_Your instructions_.
Below is a set of records. Repeat them verbatim without the pictures.

_Data shown_.
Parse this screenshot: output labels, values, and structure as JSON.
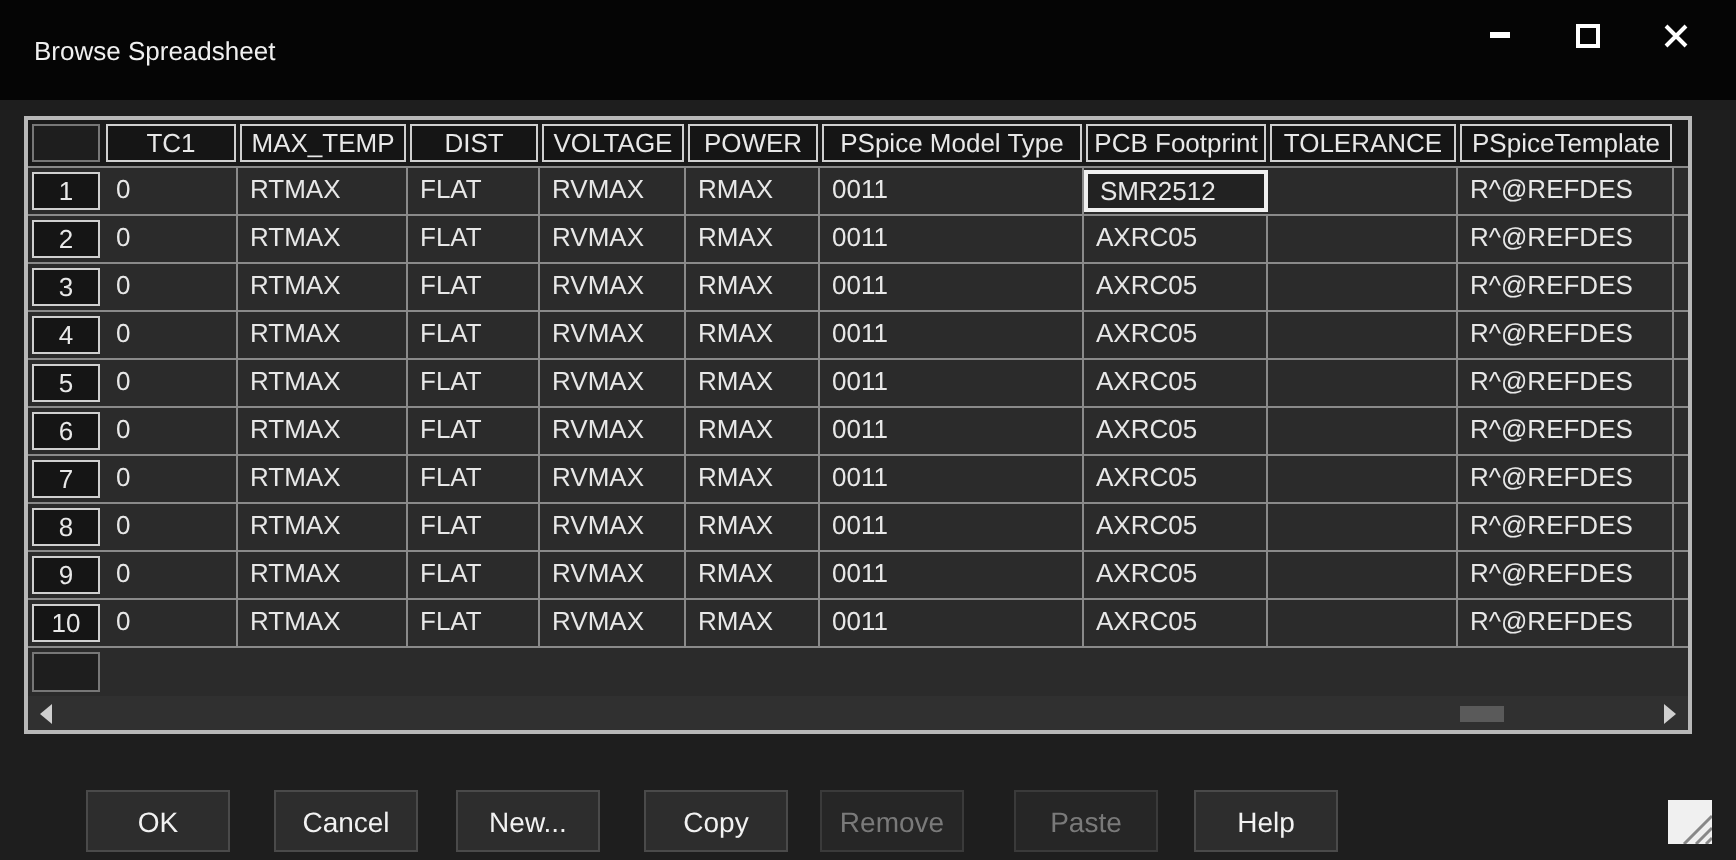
{
  "window": {
    "title": "Browse Spreadsheet"
  },
  "table": {
    "columns": [
      "TC1",
      "MAX_TEMP",
      "DIST",
      "VOLTAGE",
      "POWER",
      "PSpice Model Type",
      "PCB Footprint",
      "TOLERANCE",
      "PSpiceTemplate"
    ],
    "rows": [
      {
        "number": "1",
        "cells": [
          {
            "text": "0",
            "focused": false
          },
          {
            "text": "RTMAX",
            "focused": false
          },
          {
            "text": "FLAT",
            "focused": false
          },
          {
            "text": "RVMAX",
            "focused": false
          },
          {
            "text": "RMAX",
            "focused": false
          },
          {
            "text": "0011",
            "focused": false
          },
          {
            "text": "SMR2512",
            "focused": true
          },
          {
            "focused": false
          },
          {
            "text": "R^@REFDES",
            "focused": false
          }
        ]
      },
      {
        "number": "2",
        "cells": [
          {
            "text": "0",
            "focused": false
          },
          {
            "text": "RTMAX",
            "focused": false
          },
          {
            "text": "FLAT",
            "focused": false
          },
          {
            "text": "RVMAX",
            "focused": false
          },
          {
            "text": "RMAX",
            "focused": false
          },
          {
            "text": "0011",
            "focused": false
          },
          {
            "text": "AXRC05",
            "focused": false
          },
          {
            "focused": false
          },
          {
            "text": "R^@REFDES",
            "focused": false
          }
        ]
      },
      {
        "number": "3",
        "cells": [
          {
            "text": "0",
            "focused": false
          },
          {
            "text": "RTMAX",
            "focused": false
          },
          {
            "text": "FLAT",
            "focused": false
          },
          {
            "text": "RVMAX",
            "focused": false
          },
          {
            "text": "RMAX",
            "focused": false
          },
          {
            "text": "0011",
            "focused": false
          },
          {
            "text": "AXRC05",
            "focused": false
          },
          {
            "focused": false
          },
          {
            "text": "R^@REFDES",
            "focused": false
          }
        ]
      },
      {
        "number": "4",
        "cells": [
          {
            "text": "0",
            "focused": false
          },
          {
            "text": "RTMAX",
            "focused": false
          },
          {
            "text": "FLAT",
            "focused": false
          },
          {
            "text": "RVMAX",
            "focused": false
          },
          {
            "text": "RMAX",
            "focused": false
          },
          {
            "text": "0011",
            "focused": false
          },
          {
            "text": "AXRC05",
            "focused": false
          },
          {
            "focused": false
          },
          {
            "text": "R^@REFDES",
            "focused": false
          }
        ]
      },
      {
        "number": "5",
        "cells": [
          {
            "text": "0",
            "focused": false
          },
          {
            "text": "RTMAX",
            "focused": false
          },
          {
            "text": "FLAT",
            "focused": false
          },
          {
            "text": "RVMAX",
            "focused": false
          },
          {
            "text": "RMAX",
            "focused": false
          },
          {
            "text": "0011",
            "focused": false
          },
          {
            "text": "AXRC05",
            "focused": false
          },
          {
            "focused": false
          },
          {
            "text": "R^@REFDES",
            "focused": false
          }
        ]
      },
      {
        "number": "6",
        "cells": [
          {
            "text": "0",
            "focused": false
          },
          {
            "text": "RTMAX",
            "focused": false
          },
          {
            "text": "FLAT",
            "focused": false
          },
          {
            "text": "RVMAX",
            "focused": false
          },
          {
            "text": "RMAX",
            "focused": false
          },
          {
            "text": "0011",
            "focused": false
          },
          {
            "text": "AXRC05",
            "focused": false
          },
          {
            "focused": false
          },
          {
            "text": "R^@REFDES",
            "focused": false
          }
        ]
      },
      {
        "number": "7",
        "cells": [
          {
            "text": "0",
            "focused": false
          },
          {
            "text": "RTMAX",
            "focused": false
          },
          {
            "text": "FLAT",
            "focused": false
          },
          {
            "text": "RVMAX",
            "focused": false
          },
          {
            "text": "RMAX",
            "focused": false
          },
          {
            "text": "0011",
            "focused": false
          },
          {
            "text": "AXRC05",
            "focused": false
          },
          {
            "focused": false
          },
          {
            "text": "R^@REFDES",
            "focused": false
          }
        ]
      },
      {
        "number": "8",
        "cells": [
          {
            "text": "0",
            "focused": false
          },
          {
            "text": "RTMAX",
            "focused": false
          },
          {
            "text": "FLAT",
            "focused": false
          },
          {
            "text": "RVMAX",
            "focused": false
          },
          {
            "text": "RMAX",
            "focused": false
          },
          {
            "text": "0011",
            "focused": false
          },
          {
            "text": "AXRC05",
            "focused": false
          },
          {
            "focused": false
          },
          {
            "text": "R^@REFDES",
            "focused": false
          }
        ]
      },
      {
        "number": "9",
        "cells": [
          {
            "text": "0",
            "focused": false
          },
          {
            "text": "RTMAX",
            "focused": false
          },
          {
            "text": "FLAT",
            "focused": false
          },
          {
            "text": "RVMAX",
            "focused": false
          },
          {
            "text": "RMAX",
            "focused": false
          },
          {
            "text": "0011",
            "focused": false
          },
          {
            "text": "AXRC05",
            "focused": false
          },
          {
            "focused": false
          },
          {
            "text": "R^@REFDES",
            "focused": false
          }
        ]
      },
      {
        "number": "10",
        "cells": [
          {
            "text": "0",
            "focused": false
          },
          {
            "text": "RTMAX",
            "focused": false
          },
          {
            "text": "FLAT",
            "focused": false
          },
          {
            "text": "RVMAX",
            "focused": false
          },
          {
            "text": "RMAX",
            "focused": false
          },
          {
            "text": "0011",
            "focused": false
          },
          {
            "text": "AXRC05",
            "focused": false
          },
          {
            "focused": false
          },
          {
            "text": "R^@REFDES",
            "focused": false
          }
        ]
      }
    ]
  },
  "buttons": [
    {
      "label": "OK",
      "disabled": false
    },
    {
      "label": "Cancel",
      "disabled": false
    },
    {
      "label": "New...",
      "disabled": false
    },
    {
      "label": "Copy",
      "disabled": false
    },
    {
      "label": "Remove",
      "disabled": true
    },
    {
      "label": "Paste",
      "disabled": true
    },
    {
      "label": "Help",
      "disabled": false
    }
  ]
}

_Written response_.
Parse this screenshot: output labels, values, and structure as JSON.
{
  "window": {
    "title": "Browse Spreadsheet"
  },
  "table": {
    "columns": [
      "TC1",
      "MAX_TEMP",
      "DIST",
      "VOLTAGE",
      "POWER",
      "PSpice Model Type",
      "PCB Footprint",
      "TOLERANCE",
      "PSpiceTemplate"
    ],
    "rows": [
      {
        "number": "1",
        "cells": [
          {
            "text": "0",
            "focused": false
          },
          {
            "text": "RTMAX",
            "focused": false
          },
          {
            "text": "FLAT",
            "focused": false
          },
          {
            "text": "RVMAX",
            "focused": false
          },
          {
            "text": "RMAX",
            "focused": false
          },
          {
            "text": "0011",
            "focused": false
          },
          {
            "text": "SMR2512",
            "focused": true
          },
          {
            "focused": false
          },
          {
            "text": "R^@REFDES",
            "focused": false
          }
        ]
      },
      {
        "number": "2",
        "cells": [
          {
            "text": "0",
            "focused": false
          },
          {
            "text": "RTMAX",
            "focused": false
          },
          {
            "text": "FLAT",
            "focused": false
          },
          {
            "text": "RVMAX",
            "focused": false
          },
          {
            "text": "RMAX",
            "focused": false
          },
          {
            "text": "0011",
            "focused": false
          },
          {
            "text": "AXRC05",
            "focused": false
          },
          {
            "focused": false
          },
          {
            "text": "R^@REFDES",
            "focused": false
          }
        ]
      },
      {
        "number": "3",
        "cells": [
          {
            "text": "0",
            "focused": false
          },
          {
            "text": "RTMAX",
            "focused": false
          },
          {
            "text": "FLAT",
            "focused": false
          },
          {
            "text": "RVMAX",
            "focused": false
          },
          {
            "text": "RMAX",
            "focused": false
          },
          {
            "text": "0011",
            "focused": false
          },
          {
            "text": "AXRC05",
            "focused": false
          },
          {
            "focused": false
          },
          {
            "text": "R^@REFDES",
            "focused": false
          }
        ]
      },
      {
        "number": "4",
        "cells": [
          {
            "text": "0",
            "focused": false
          },
          {
            "text": "RTMAX",
            "focused": false
          },
          {
            "text": "FLAT",
            "focused": false
          },
          {
            "text": "RVMAX",
            "focused": false
          },
          {
            "text": "RMAX",
            "focused": false
          },
          {
            "text": "0011",
            "focused": false
          },
          {
            "text": "AXRC05",
            "focused": false
          },
          {
            "focused": false
          },
          {
            "text": "R^@REFDES",
            "focused": false
          }
        ]
      },
      {
        "number": "5",
        "cells": [
          {
            "text": "0",
            "focused": false
          },
          {
            "text": "RTMAX",
            "focused": false
          },
          {
            "text": "FLAT",
            "focused": false
          },
          {
            "text": "RVMAX",
            "focused": false
          },
          {
            "text": "RMAX",
            "focused": false
          },
          {
            "text": "0011",
            "focused": false
          },
          {
            "text": "AXRC05",
            "focused": false
          },
          {
            "focused": false
          },
          {
            "text": "R^@REFDES",
            "focused": false
          }
        ]
      },
      {
        "number": "6",
        "cells": [
          {
            "text": "0",
            "focused": false
          },
          {
            "text": "RTMAX",
            "focused": false
          },
          {
            "text": "FLAT",
            "focused": false
          },
          {
            "text": "RVMAX",
            "focused": false
          },
          {
            "text": "RMAX",
            "focused": false
          },
          {
            "text": "0011",
            "focused": false
          },
          {
            "text": "AXRC05",
            "focused": false
          },
          {
            "focused": false
          },
          {
            "text": "R^@REFDES",
            "focused": false
          }
        ]
      },
      {
        "number": "7",
        "cells": [
          {
            "text": "0",
            "focused": false
          },
          {
            "text": "RTMAX",
            "focused": false
          },
          {
            "text": "FLAT",
            "focused": false
          },
          {
            "text": "RVMAX",
            "focused": false
          },
          {
            "text": "RMAX",
            "focused": false
          },
          {
            "text": "0011",
            "focused": false
          },
          {
            "text": "AXRC05",
            "focused": false
          },
          {
            "focused": false
          },
          {
            "text": "R^@REFDES",
            "focused": false
          }
        ]
      },
      {
        "number": "8",
        "cells": [
          {
            "text": "0",
            "focused": false
          },
          {
            "text": "RTMAX",
            "focused": false
          },
          {
            "text": "FLAT",
            "focused": false
          },
          {
            "text": "RVMAX",
            "focused": false
          },
          {
            "text": "RMAX",
            "focused": false
          },
          {
            "text": "0011",
            "focused": false
          },
          {
            "text": "AXRC05",
            "focused": false
          },
          {
            "focused": false
          },
          {
            "text": "R^@REFDES",
            "focused": false
          }
        ]
      },
      {
        "number": "9",
        "cells": [
          {
            "text": "0",
            "focused": false
          },
          {
            "text": "RTMAX",
            "focused": false
          },
          {
            "text": "FLAT",
            "focused": false
          },
          {
            "text": "RVMAX",
            "focused": false
          },
          {
            "text": "RMAX",
            "focused": false
          },
          {
            "text": "0011",
            "focused": false
          },
          {
            "text": "AXRC05",
            "focused": false
          },
          {
            "focused": false
          },
          {
            "text": "R^@REFDES",
            "focused": false
          }
        ]
      },
      {
        "number": "10",
        "cells": [
          {
            "text": "0",
            "focused": false
          },
          {
            "text": "RTMAX",
            "focused": false
          },
          {
            "text": "FLAT",
            "focused": false
          },
          {
            "text": "RVMAX",
            "focused": false
          },
          {
            "text": "RMAX",
            "focused": false
          },
          {
            "text": "0011",
            "focused": false
          },
          {
            "text": "AXRC05",
            "focused": false
          },
          {
            "focused": false
          },
          {
            "text": "R^@REFDES",
            "focused": false
          }
        ]
      }
    ]
  },
  "buttons": [
    {
      "label": "OK",
      "disabled": false
    },
    {
      "label": "Cancel",
      "disabled": false
    },
    {
      "label": "New...",
      "disabled": false
    },
    {
      "label": "Copy",
      "disabled": false
    },
    {
      "label": "Remove",
      "disabled": true
    },
    {
      "label": "Paste",
      "disabled": true
    },
    {
      "label": "Help",
      "disabled": false
    }
  ]
}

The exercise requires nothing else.